Monarch Minimization

Monarch Minimization

Disappointing Decline

Each year monarch butterflies, Danaus plexippus, travel 3,000 miles migrating to and from overwintering sites in Mexico. It is known to be one of the most spectacular migration events on earth, but it appears to be in decline.  There are many factors affecting monarch populations including; habitat loss, drought conditions, misuse of pesticides, reduced availability of milkweed and illegal logging operations in overwintering habitat. Over 6,000 acres of prime caterpillar development, refueling and overwintering monarch habitat is lost each year to development. An estimated 90% decline in migrating populations has been recorded in recent years, a loss felt through the ecosystem, agriculture and community. Monarch butterflies are important pollinators, which are necessary for a large percentage of agricultural food production as well as landscape plant reproduction.

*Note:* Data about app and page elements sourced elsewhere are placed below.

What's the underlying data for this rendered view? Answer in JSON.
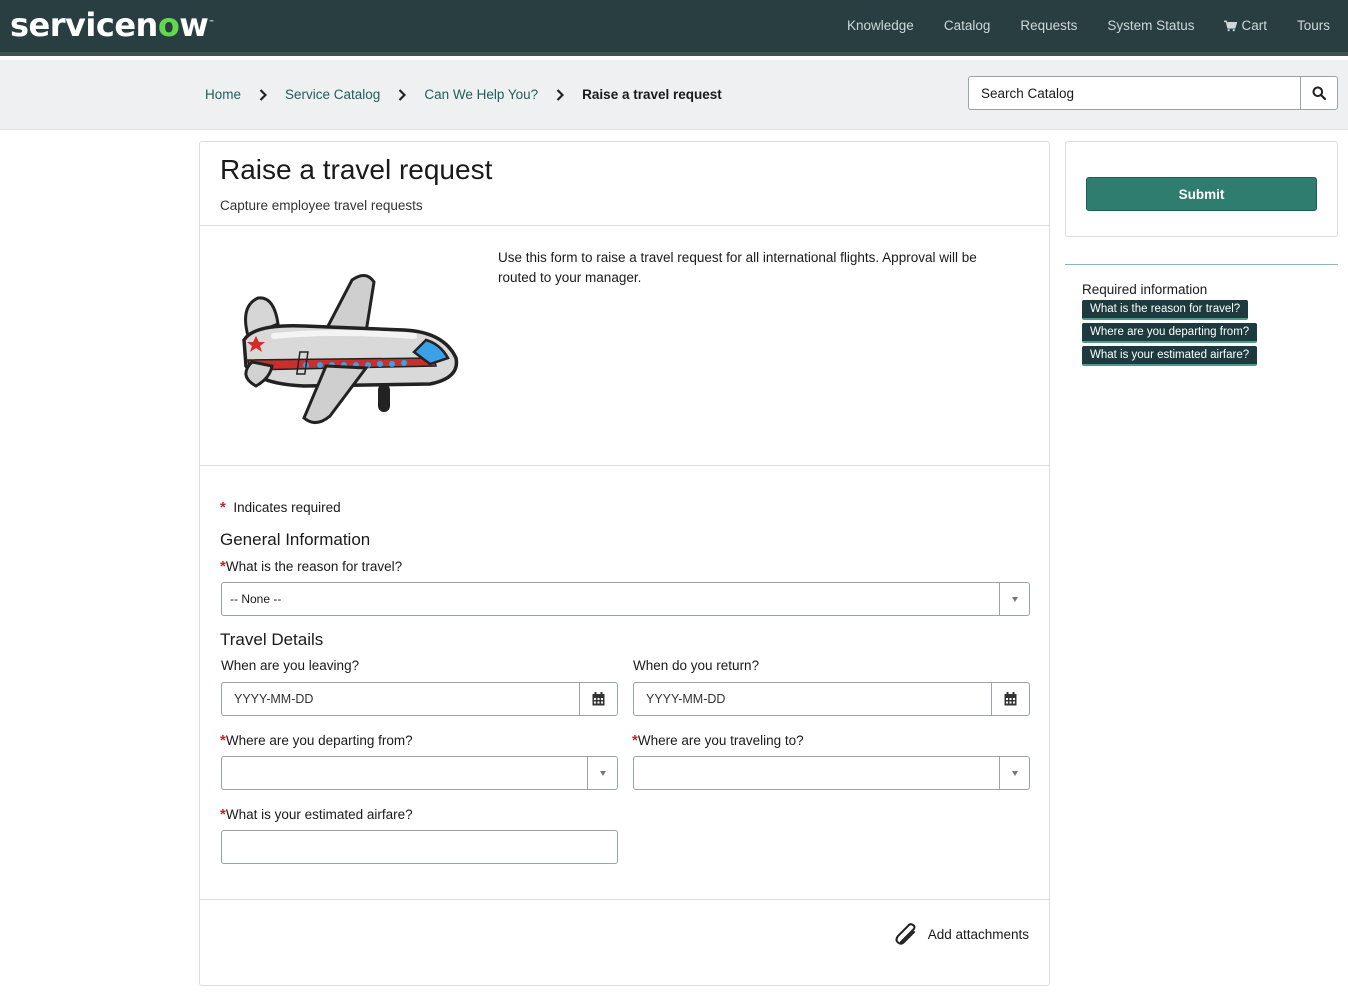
{
  "header": {
    "logo": {
      "part1": "servicen",
      "o": "o",
      "part2": "w",
      "tm": "™"
    },
    "nav": [
      "Knowledge",
      "Catalog",
      "Requests",
      "System Status",
      "Cart",
      "Tours"
    ]
  },
  "breadcrumb": {
    "items": [
      "Home",
      "Service Catalog",
      "Can We Help You?"
    ],
    "current": "Raise a travel request"
  },
  "search": {
    "placeholder": "Search Catalog"
  },
  "item": {
    "title": "Raise a travel request",
    "subtitle": "Capture employee travel requests",
    "description": "Use this form to raise a travel request for all international flights. Approval will be routed to your manager."
  },
  "form": {
    "required_note": "Indicates required",
    "required_star": "*",
    "general_section": "General Information",
    "reason_label": "What is the reason for travel?",
    "reason_value": "-- None --",
    "travel_section": "Travel Details",
    "leaving_label": "When are you leaving?",
    "leaving_placeholder": "YYYY-MM-DD",
    "return_label": "When do you return?",
    "return_placeholder": "YYYY-MM-DD",
    "departing_label": "Where are you departing from?",
    "traveling_label": "Where are you traveling to?",
    "airfare_label": "What is your estimated airfare?",
    "attachments": "Add attachments"
  },
  "sidebar": {
    "submit": "Submit",
    "required_title": "Required information",
    "required_items": [
      "What is the reason for travel?",
      "Where are you departing from?",
      "What is your estimated airfare?"
    ]
  },
  "colors": {
    "header_bg": "#293e40",
    "accent": "#2e7d6f",
    "link": "#1f5e5a",
    "required_star": "#c0262d"
  }
}
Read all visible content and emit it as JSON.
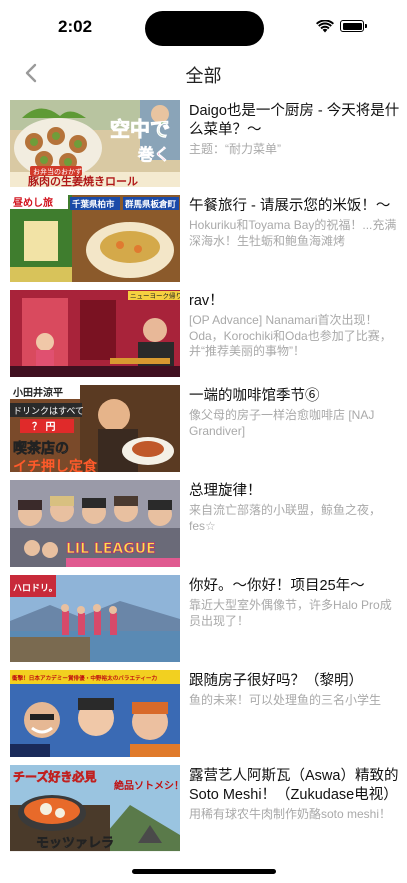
{
  "status_bar": {
    "time": "2:02",
    "battery_level": 1.0
  },
  "nav": {
    "title": "全部",
    "back_icon": "chevron-left-icon"
  },
  "items": [
    {
      "title": "Daigo也是一个厨房 - 今天将是什么菜单？～",
      "subtitle": "主题：“耐力菜单”",
      "thumb_caption": "空中で",
      "thumb_caption2": "巻く",
      "thumb_tag": "お弁当のおかず",
      "thumb_bottom": "豚肉の生姜焼きロール"
    },
    {
      "title": "午餐旅行 - 请展示您的米饭！～",
      "subtitle": "Hokuriku和Toyama Bay的祝福！...充满深海水！生牡蛎和鲍鱼海滩烤",
      "thumb_tag1": "千葉県柏市",
      "thumb_tag2": "群馬県板倉町",
      "thumb_logo": "昼めし旅"
    },
    {
      "title": "rav！",
      "subtitle": "[OP Advance] Nanamari首次出现！Oda，Korochiki和Oda也参加了比赛，并“推荐美丽的事物”！",
      "thumb_tag": "ニューヨーク帰り"
    },
    {
      "title": "一端的咖啡馆季节⑥",
      "subtitle": "像父母的房子一样治愈咖啡店 [NAJ Grandiver]",
      "thumb_name": "小田井涼平",
      "thumb_tag": "ドリンクはすべて",
      "thumb_price": "？ 円",
      "thumb_bottom": "喫茶店の",
      "thumb_bottom2": "イチ押し定食"
    },
    {
      "title": "总理旋律！",
      "subtitle": "来自流亡部落的小联盟，鲸鱼之夜，fes☆",
      "thumb_logo": "LIL LEAGUE"
    },
    {
      "title": "你好。～你好！项目25年～",
      "subtitle": "靠近大型室外偶像节，许多Halo Pro成员出现了！",
      "thumb_logo": "ハロドリ。"
    },
    {
      "title": "跟随房子很好吗？（黎明）",
      "subtitle": "鱼的未来！可以处理鱼的三名小学生",
      "thumb_tag": "衝撃！日本アカデミー賞俳優・中野裕太のバラエティー力"
    },
    {
      "title": "露营艺人阿斯瓦（Aswa）精致的Soto Meshi！（Zukudase电视）",
      "subtitle": "用稀有球农牛肉制作奶酪soto meshi！",
      "thumb_tag": "チーズ好き必見",
      "thumb_tag2": "絶品ソトメシ！",
      "thumb_bottom": "モッツァレラ"
    }
  ]
}
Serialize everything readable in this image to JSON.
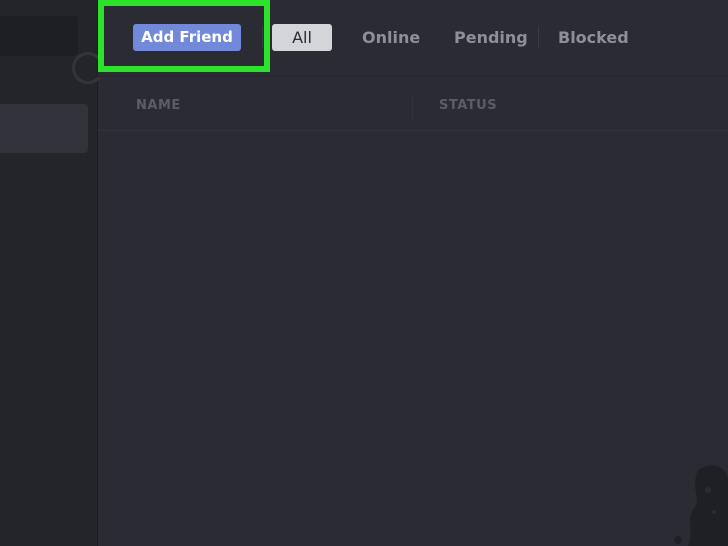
{
  "header": {
    "add_friend_label": "Add Friend",
    "tabs": [
      {
        "label": "All"
      },
      {
        "label": "Online"
      },
      {
        "label": "Pending"
      },
      {
        "label": "Blocked"
      }
    ]
  },
  "table": {
    "columns": [
      "NAME",
      "STATUS"
    ]
  },
  "colors": {
    "accent": "#7289da",
    "highlight": "#2de22a",
    "background": "#2b2b34",
    "sidebar": "#24242b"
  }
}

How You can Help!

There are many ways to get involved in saving the monarch butterfly population from planting butterfly attracting plants to lobbying for land use changes, everyone can play a part:

Monarch eggs and caterpillars rely on milkweed plants for their growth and development.

Monarch eggs and caterpillars rely on milkweed plants for their growth and development.

Plant Milkweed– Monarch caterpillars depend on milkweed for their growth and development. There are hundreds of native milkweed species in the United States, check out: http://www.monarchwatch.org/ to find out which milkweed species to plant in your region.

Plant Butterfly Attracting Plants– Adult butterflies feed on plant nectar to provide necessary energy for breeding, migrations and store reserves for winter. Including plants preferred by butterflies in your garden will help them survive and thrive. Download a list of plants attractive to monarch butterflies here: http://pollinator.org/PDFs/MonarchGardenPlants.pdf.

Get Involved with Public Decision Making Processes– Open spaces, green spaces, roadsides, parks and utility rights of way are all opportunities to create or maintain butterfly habitat. Get and stay involved with local land use decision-making to conserve and create habitat.

Citizen Science Sighting and Tracking – Data collected by concerned citizens around the world is helpful in making empirical analyses regarding butterfly population changes. Register at http://www.journeynorth.org/ to record your sightings and have your data included in the broader effort.

Maintain Your Landscape Responsibly– The proper use of insecticides and herbicides combined with cultural pest control methods will help with the preservation of these sensitive and important species. Your arborist can develop an integrated pest management plan for your landscape that will help achieve health and vigor in your plants while protecting the environment. Pesticides should always be applied by a trained technician for proper usage and targeted control.